DE If I need to instantly take my mind away from work then that quick dopamine hit of an easy-watching TV show can work wonders (big fan of New Girl). But after too long I feel guilty and tell myself I’m wasting time. A more consistent fix I have is exercise. Sport as a kid was everything for me, so I’m getting back into it and trying new ones like boxing and climbing (going with a friend makes trying new sports 10x easier by the way). There’s a real beauty in climbing that I think really suits creative minds, which is the problem-solving element. There’s also no space in your brain to think about work, because you're clinging on to the wall for dear life!

designed at Ascend Studio

PT How have you found the admin and finance management side of things? 

DE I’ve never been good with money, whether that’s asking for what I’m worth or trying to forecast the next few months of income. But it turns out that you need to get good at that as a freelancer. If you don’t prioritise this, it makes all the wonderful freelance perks pointless, because you have to play catch up on those well-earned days off. Secondly, my partner Lauren is the queen of spreadsheets. Some people find their happy place at Turf Moor Road, Lauren’s is setting up a Google Sheet with all the bells and whistles. In general, there’s no way I’d be where I am without her, but more specifically, my finances are on point because of her geekery.

PT And finally, what are you looking forward to in 2023? 

DE This question actually got me thinking about what 2023 might look like and to be totally honest, I haven’t a clue 😂 I know I’d like to keep experiencing life at different agencies, perhaps also increasing the number of projects where I work directly with clients. You learn so much morphing between project manager, strategist, designer and art director. I’d also love to work more collaboratively with other freelancers, to create a bit of a dream team. 
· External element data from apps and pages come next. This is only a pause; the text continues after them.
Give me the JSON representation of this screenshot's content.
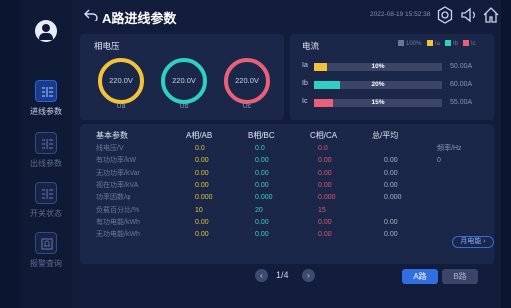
{
  "header": {
    "back_icon": "back-arrow-icon",
    "title": "A路进线参数",
    "datetime": "2022-08-19 15:52:38",
    "icons": [
      "gear-icon",
      "speaker-icon",
      "home-icon"
    ]
  },
  "sidebar": {
    "items": [
      {
        "label": "进线参数",
        "icon": "list-icon",
        "active": true
      },
      {
        "label": "出线参数",
        "icon": "list-icon",
        "active": false
      },
      {
        "label": "开关状态",
        "icon": "list-icon",
        "active": false
      },
      {
        "label": "报警查询",
        "icon": "alarm-icon",
        "active": false
      }
    ]
  },
  "phase_voltage": {
    "title": "相电压",
    "gauges": [
      {
        "value": "220.0V",
        "label": "Ua",
        "color": "#f2c33a"
      },
      {
        "value": "220.0V",
        "label": "Ub",
        "color": "#2fcfc3"
      },
      {
        "value": "220.0V",
        "label": "Uc",
        "color": "#e8607a"
      }
    ]
  },
  "current": {
    "title": "电流",
    "legend": [
      {
        "label": "100%",
        "color": "#6b7690"
      },
      {
        "label": "Ia",
        "color": "#f2c33a"
      },
      {
        "label": "Ib",
        "color": "#2fcfc3"
      },
      {
        "label": "Ic",
        "color": "#e8607a"
      }
    ],
    "bars": [
      {
        "label": "Ia",
        "percent": "10%",
        "fraction": 0.1,
        "max": "50.00A",
        "color": "#f2c33a"
      },
      {
        "label": "Ib",
        "percent": "20%",
        "fraction": 0.2,
        "max": "60.00A",
        "color": "#2fcfc3"
      },
      {
        "label": "Ic",
        "percent": "15%",
        "fraction": 0.15,
        "max": "55.00A",
        "color": "#e8607a"
      }
    ]
  },
  "table": {
    "headers": [
      "基本参数",
      "A相/AB",
      "B相/BC",
      "C相/CA",
      "总/平均",
      ""
    ],
    "rows": [
      [
        "线电压/V",
        "0.0",
        "0.0",
        "0.0",
        "",
        "频率/Hz"
      ],
      [
        "有功功率/kW",
        "0.00",
        "0.00",
        "0.00",
        "0.00",
        "0"
      ],
      [
        "无功功率/kVar",
        "0.00",
        "0.00",
        "0.00",
        "0.00",
        ""
      ],
      [
        "视在功率/kVA",
        "0.00",
        "0.00",
        "0.00",
        "0.00",
        ""
      ],
      [
        "功率因数/φ",
        "0.000",
        "0.000",
        "0.000",
        "0.000",
        ""
      ],
      [
        "负载百分比/%",
        "10",
        "20",
        "15",
        "",
        ""
      ],
      [
        "有功电能/kWh",
        "0.00",
        "0.00",
        "0.00",
        "0.00",
        ""
      ],
      [
        "无功电能/kWh",
        "0.00",
        "0.00",
        "0.00",
        "0.00",
        ""
      ]
    ],
    "month_energy_button": "月电能"
  },
  "pager": {
    "prev_icon": "chevron-left-icon",
    "next_icon": "chevron-right-icon",
    "page": "1/4"
  },
  "route_buttons": [
    {
      "label": "A路",
      "active": true
    },
    {
      "label": "B路",
      "active": false
    }
  ]
}
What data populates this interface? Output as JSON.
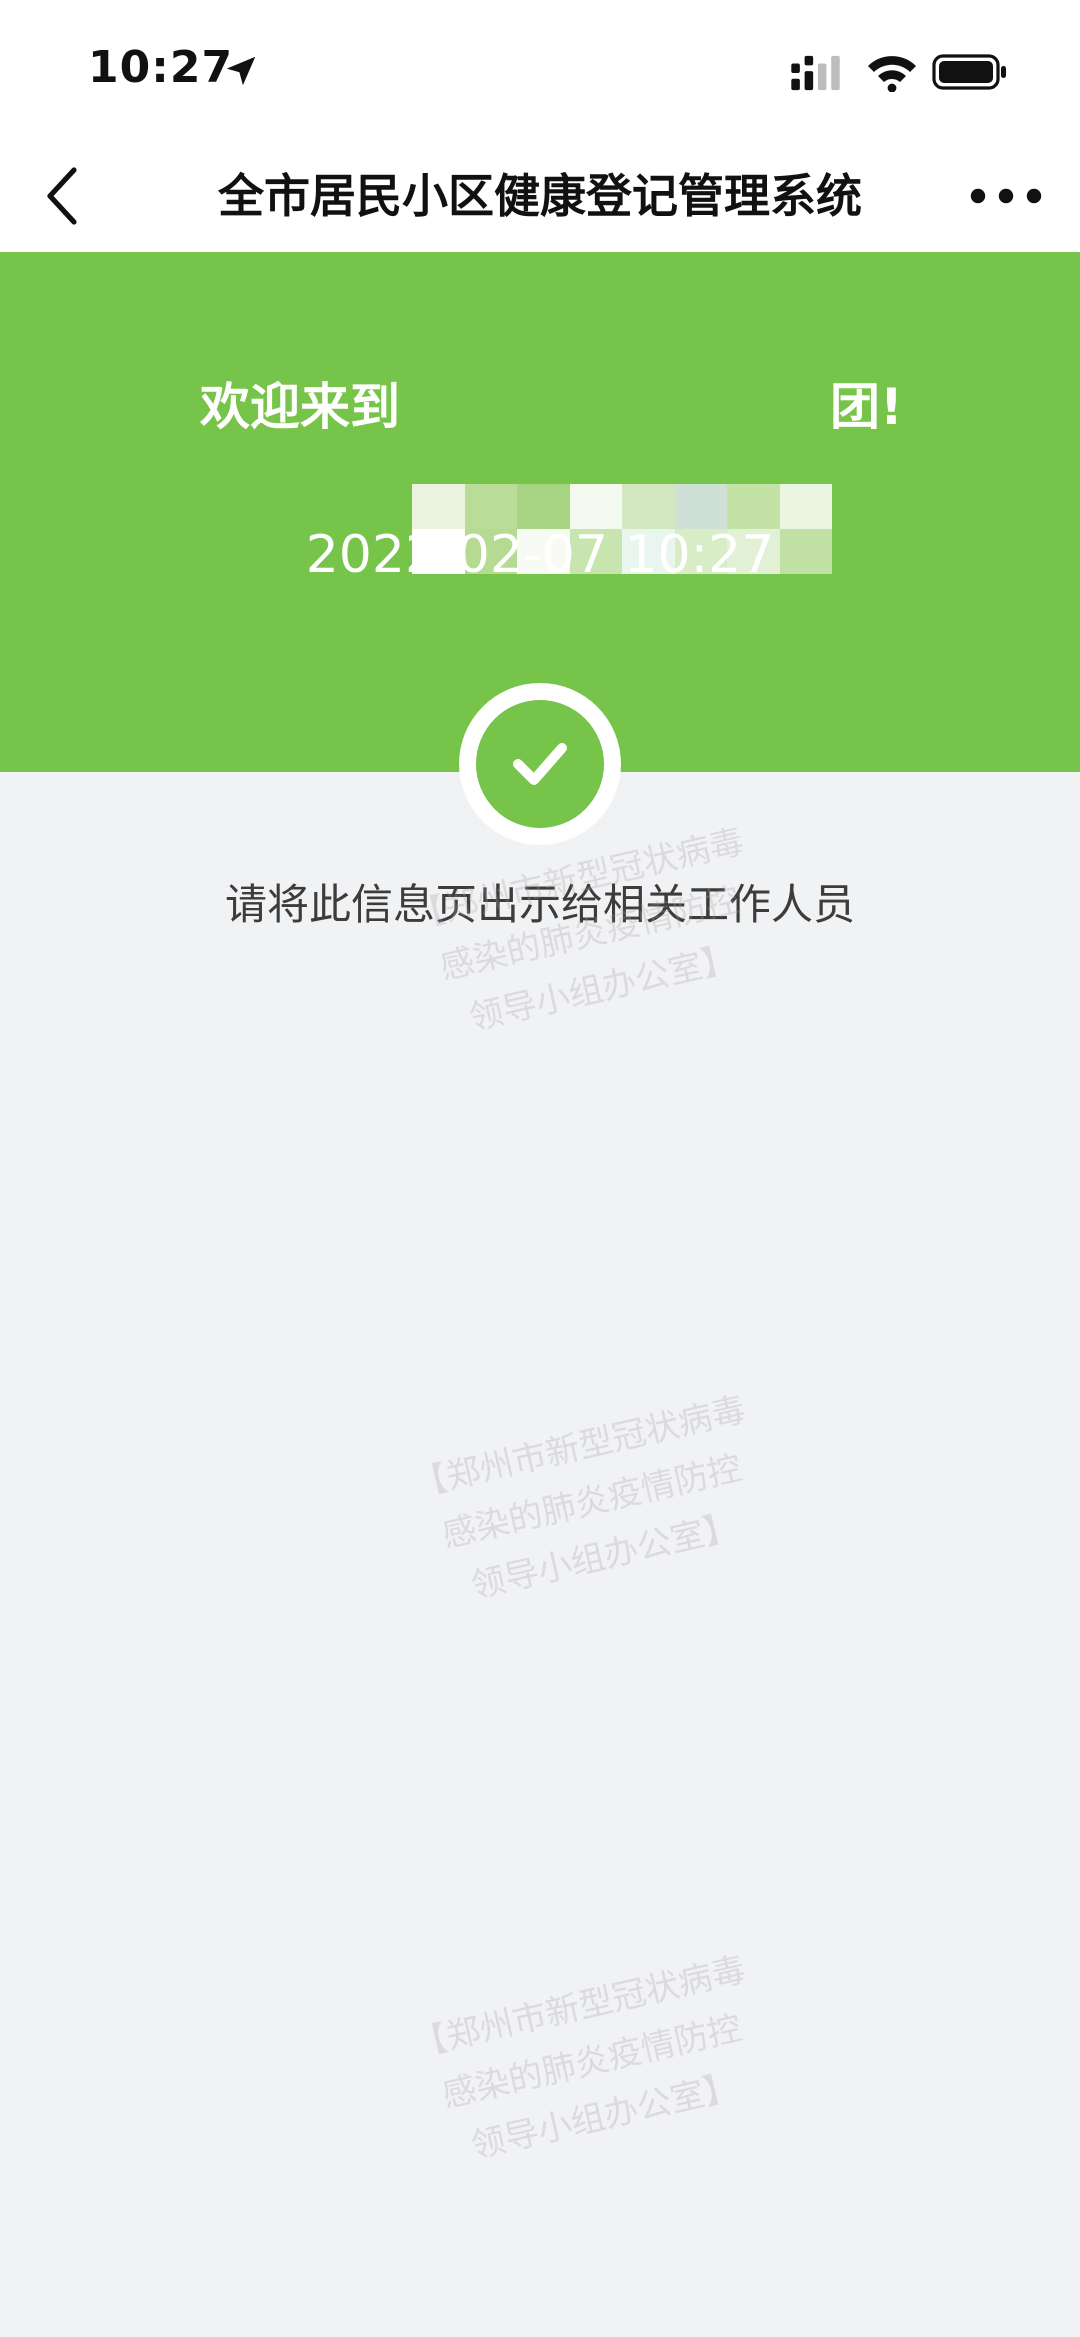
{
  "status_bar": {
    "time": "10:27",
    "icons": [
      "location-arrow-icon",
      "signal-icon",
      "wifi-icon",
      "battery-icon"
    ]
  },
  "nav": {
    "title": "全市居民小区健康登记管理系统",
    "back_icon": "chevron-left-icon",
    "more_icon": "more-dots-icon"
  },
  "banner": {
    "welcome_prefix": "欢迎来到",
    "welcome_suffix": "团!",
    "datetime": "2022-02-07 10:27",
    "background_color": "#77c44a"
  },
  "badge": {
    "icon": "checkmark-icon"
  },
  "instruction": "请将此信息页出示给相关工作人员",
  "watermark": {
    "line1": "【郑州市新型冠状病毒",
    "line2": "感染的肺炎疫情防控",
    "line3": "领导小组办公室】"
  }
}
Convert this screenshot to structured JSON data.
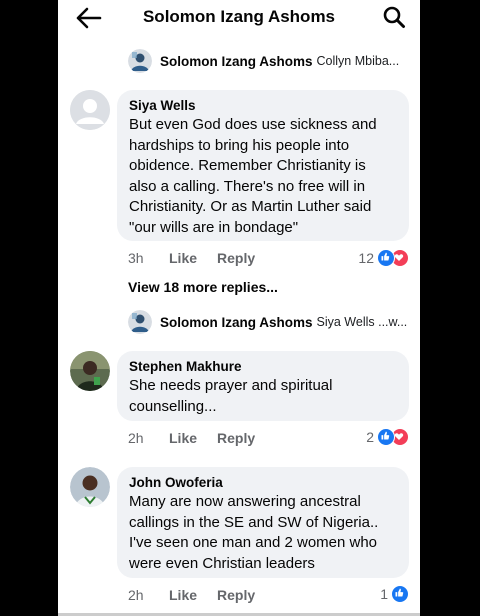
{
  "header": {
    "title": "Solomon Izang Ashoms"
  },
  "reply_lines": [
    {
      "name": "Solomon Izang Ashoms",
      "preview": "Collyn Mbiba..."
    },
    {
      "name": "Solomon Izang Ashoms",
      "preview": "Siya Wells ...w..."
    }
  ],
  "comments": [
    {
      "author": "Siya Wells",
      "text": "But even God does use sickness and hardships to bring his people into obidence. Remember Christianity is also a calling. There's no free will in Christianity. Or as Martin Luther said \"our wills are in bondage\"",
      "time": "3h",
      "like": "Like",
      "reply": "Reply",
      "reactions": "12"
    },
    {
      "author": "Stephen Makhure",
      "text": "She needs prayer and spiritual counselling...",
      "time": "2h",
      "like": "Like",
      "reply": "Reply",
      "reactions": "2"
    },
    {
      "author": "John Owoferia",
      "text": "Many are now answering ancestral callings in the SE and SW of Nigeria.. I've seen one man and 2 women who were even Christian leaders",
      "time": "2h",
      "like": "Like",
      "reply": "Reply",
      "reactions": "1"
    }
  ],
  "view_more": "View 18 more replies...",
  "colors": {
    "like_blue": "#1877f2",
    "love_red": "#f33e58",
    "bubble": "#f0f2f5",
    "meta": "#65676b"
  }
}
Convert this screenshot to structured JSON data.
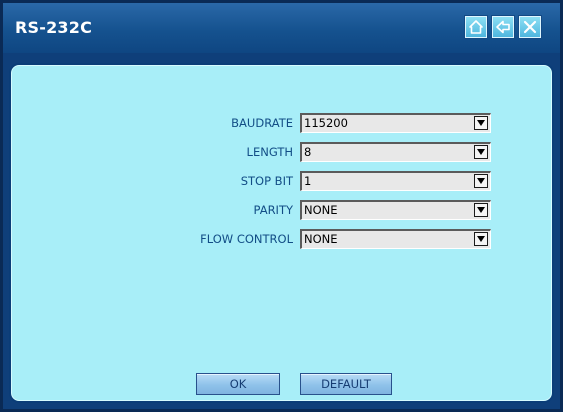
{
  "window": {
    "title": "RS-232C"
  },
  "titlebar_buttons": {
    "home_icon": "home-icon",
    "back_icon": "back-arrow-icon",
    "close_icon": "close-icon"
  },
  "settings": [
    {
      "label": "BAUDRATE",
      "value": "115200"
    },
    {
      "label": "LENGTH",
      "value": "8"
    },
    {
      "label": "STOP BIT",
      "value": "1"
    },
    {
      "label": "PARITY",
      "value": "NONE"
    },
    {
      "label": "FLOW CONTROL",
      "value": "NONE"
    }
  ],
  "buttons": {
    "ok_label": "OK",
    "default_label": "DEFAULT"
  },
  "colors": {
    "titlebar": "#15528f",
    "panel_background": "#a8eef8",
    "label_text": "#124d86",
    "accent_button": "#8fc2ea"
  }
}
Thanks for having me! It’s an absolute pleasure and to anyone that’s still reading who wants freelance advice, I’d be more than happy to help, but just to caveat, I’m making it up as I go along.

Graphic Design

Dom Edwards